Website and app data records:
=== Begin Enclosure ===
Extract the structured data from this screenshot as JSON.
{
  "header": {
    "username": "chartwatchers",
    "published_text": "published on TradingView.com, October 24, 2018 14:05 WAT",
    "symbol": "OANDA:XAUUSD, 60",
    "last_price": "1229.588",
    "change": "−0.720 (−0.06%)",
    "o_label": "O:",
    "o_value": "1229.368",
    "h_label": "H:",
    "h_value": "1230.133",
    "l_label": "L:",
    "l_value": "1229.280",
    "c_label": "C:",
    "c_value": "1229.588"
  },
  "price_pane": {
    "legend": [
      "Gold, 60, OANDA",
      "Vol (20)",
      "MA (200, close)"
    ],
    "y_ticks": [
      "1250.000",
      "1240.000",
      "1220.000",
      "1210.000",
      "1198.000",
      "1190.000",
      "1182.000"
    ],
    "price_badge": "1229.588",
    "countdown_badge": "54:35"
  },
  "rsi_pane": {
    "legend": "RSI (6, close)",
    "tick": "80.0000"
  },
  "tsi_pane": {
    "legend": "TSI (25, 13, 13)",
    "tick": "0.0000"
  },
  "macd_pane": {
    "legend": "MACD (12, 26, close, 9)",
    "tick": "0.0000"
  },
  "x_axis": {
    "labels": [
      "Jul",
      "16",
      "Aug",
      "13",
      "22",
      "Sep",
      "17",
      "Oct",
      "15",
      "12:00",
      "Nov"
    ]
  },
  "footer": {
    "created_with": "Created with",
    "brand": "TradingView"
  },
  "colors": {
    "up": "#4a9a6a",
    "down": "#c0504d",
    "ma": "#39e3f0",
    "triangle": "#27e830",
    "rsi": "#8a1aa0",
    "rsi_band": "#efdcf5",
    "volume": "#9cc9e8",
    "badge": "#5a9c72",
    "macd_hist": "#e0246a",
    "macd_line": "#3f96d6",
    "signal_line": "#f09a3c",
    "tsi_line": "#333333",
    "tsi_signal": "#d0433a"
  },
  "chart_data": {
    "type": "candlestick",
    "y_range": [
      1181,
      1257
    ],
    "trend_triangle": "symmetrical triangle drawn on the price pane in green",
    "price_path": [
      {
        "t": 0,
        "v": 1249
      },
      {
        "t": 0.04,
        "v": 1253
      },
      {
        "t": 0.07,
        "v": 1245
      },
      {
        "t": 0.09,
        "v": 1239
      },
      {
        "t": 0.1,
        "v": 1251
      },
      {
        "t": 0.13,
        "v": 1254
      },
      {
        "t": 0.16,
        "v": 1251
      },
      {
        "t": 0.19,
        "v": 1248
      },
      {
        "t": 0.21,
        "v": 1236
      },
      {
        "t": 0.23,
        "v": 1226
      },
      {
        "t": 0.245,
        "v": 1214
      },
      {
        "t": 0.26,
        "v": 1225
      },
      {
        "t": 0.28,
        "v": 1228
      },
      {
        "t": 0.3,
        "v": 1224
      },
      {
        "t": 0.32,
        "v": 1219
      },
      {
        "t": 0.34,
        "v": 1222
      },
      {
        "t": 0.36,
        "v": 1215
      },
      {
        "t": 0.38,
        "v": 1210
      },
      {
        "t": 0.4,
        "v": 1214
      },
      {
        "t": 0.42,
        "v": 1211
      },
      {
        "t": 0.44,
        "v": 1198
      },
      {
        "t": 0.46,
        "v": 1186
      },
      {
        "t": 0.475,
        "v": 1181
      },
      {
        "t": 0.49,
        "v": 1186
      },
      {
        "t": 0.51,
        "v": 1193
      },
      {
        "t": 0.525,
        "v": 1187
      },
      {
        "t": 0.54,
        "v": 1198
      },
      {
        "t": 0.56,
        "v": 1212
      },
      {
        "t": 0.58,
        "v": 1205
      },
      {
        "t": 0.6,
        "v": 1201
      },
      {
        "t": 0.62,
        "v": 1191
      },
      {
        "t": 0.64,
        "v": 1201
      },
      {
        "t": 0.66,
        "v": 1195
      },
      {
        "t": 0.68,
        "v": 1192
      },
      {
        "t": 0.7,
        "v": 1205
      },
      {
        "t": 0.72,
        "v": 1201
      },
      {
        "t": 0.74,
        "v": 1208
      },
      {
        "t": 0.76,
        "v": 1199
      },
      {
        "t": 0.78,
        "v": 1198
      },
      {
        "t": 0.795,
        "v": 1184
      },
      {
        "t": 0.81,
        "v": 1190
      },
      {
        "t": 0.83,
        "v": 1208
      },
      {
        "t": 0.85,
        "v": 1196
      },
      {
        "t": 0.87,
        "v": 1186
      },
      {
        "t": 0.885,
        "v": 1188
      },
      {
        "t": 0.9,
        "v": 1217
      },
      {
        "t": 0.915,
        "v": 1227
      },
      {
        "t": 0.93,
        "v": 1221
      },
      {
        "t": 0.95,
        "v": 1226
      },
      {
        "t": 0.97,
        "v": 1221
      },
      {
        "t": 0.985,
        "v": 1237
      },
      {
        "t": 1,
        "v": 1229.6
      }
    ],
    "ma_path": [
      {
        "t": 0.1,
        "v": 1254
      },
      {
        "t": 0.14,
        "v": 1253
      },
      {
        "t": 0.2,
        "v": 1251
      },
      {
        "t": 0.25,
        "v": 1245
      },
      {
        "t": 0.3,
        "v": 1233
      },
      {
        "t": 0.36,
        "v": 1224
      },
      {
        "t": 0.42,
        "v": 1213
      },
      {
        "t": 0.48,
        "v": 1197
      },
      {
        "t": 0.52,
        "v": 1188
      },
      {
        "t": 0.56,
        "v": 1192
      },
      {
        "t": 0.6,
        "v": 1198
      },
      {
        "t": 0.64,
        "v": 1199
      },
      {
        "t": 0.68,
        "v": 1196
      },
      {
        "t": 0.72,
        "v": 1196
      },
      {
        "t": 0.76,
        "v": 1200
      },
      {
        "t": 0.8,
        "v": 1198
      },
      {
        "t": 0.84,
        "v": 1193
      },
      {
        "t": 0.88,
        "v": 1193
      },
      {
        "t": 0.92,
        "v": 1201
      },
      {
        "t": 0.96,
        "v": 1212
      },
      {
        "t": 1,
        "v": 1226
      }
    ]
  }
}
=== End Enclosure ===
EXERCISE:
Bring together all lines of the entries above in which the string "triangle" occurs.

RESPONSE:
    "triangle": "#27e830",
    "trend_triangle": "symmetrical triangle drawn on the price pane in green",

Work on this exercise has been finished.